[Data records for software interfaces]
________

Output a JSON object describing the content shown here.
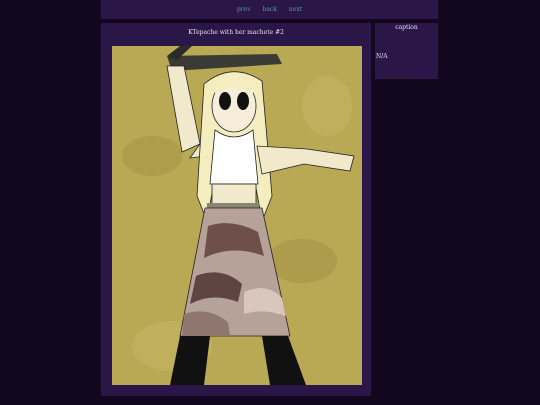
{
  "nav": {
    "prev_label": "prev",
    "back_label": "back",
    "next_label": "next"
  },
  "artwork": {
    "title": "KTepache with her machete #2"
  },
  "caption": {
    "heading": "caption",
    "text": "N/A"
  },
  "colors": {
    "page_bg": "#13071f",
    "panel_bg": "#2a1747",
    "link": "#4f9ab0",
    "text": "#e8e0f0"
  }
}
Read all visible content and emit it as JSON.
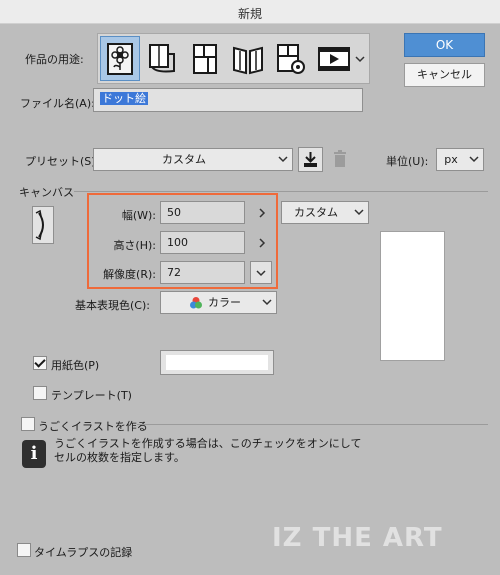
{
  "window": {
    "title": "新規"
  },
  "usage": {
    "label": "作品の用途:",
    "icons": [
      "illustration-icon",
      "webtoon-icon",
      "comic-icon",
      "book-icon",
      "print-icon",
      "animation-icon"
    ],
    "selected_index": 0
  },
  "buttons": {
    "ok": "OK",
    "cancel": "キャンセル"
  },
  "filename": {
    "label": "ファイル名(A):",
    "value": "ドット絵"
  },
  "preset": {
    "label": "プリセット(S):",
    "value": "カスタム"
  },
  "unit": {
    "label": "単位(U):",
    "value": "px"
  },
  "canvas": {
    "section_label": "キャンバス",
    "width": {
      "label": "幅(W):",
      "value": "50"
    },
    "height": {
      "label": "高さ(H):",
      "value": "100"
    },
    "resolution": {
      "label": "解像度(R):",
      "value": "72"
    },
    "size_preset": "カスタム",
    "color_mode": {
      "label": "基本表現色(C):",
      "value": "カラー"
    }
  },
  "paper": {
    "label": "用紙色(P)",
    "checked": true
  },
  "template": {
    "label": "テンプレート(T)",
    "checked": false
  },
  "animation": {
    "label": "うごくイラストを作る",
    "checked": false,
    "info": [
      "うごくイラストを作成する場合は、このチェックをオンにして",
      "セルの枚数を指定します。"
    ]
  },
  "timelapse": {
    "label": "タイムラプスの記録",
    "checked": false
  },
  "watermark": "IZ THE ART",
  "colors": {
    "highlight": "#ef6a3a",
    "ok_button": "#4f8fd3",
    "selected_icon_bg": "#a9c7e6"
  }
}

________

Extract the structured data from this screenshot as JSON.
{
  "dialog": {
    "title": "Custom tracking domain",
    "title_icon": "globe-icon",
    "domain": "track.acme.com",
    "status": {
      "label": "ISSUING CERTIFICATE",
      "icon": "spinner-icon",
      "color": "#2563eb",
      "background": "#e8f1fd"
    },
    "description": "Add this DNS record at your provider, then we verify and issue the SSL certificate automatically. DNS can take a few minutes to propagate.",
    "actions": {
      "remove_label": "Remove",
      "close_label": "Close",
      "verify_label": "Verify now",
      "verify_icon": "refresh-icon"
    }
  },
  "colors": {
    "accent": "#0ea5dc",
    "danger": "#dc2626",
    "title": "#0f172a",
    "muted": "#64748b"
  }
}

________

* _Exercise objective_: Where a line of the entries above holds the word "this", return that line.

* _Written answer_:
Extract the structured data from this screenshot as JSON.
    "description": "Add this DNS record at your provider, then we verify and issue the SSL certificate automatically. DNS can take a few minutes to propagate.",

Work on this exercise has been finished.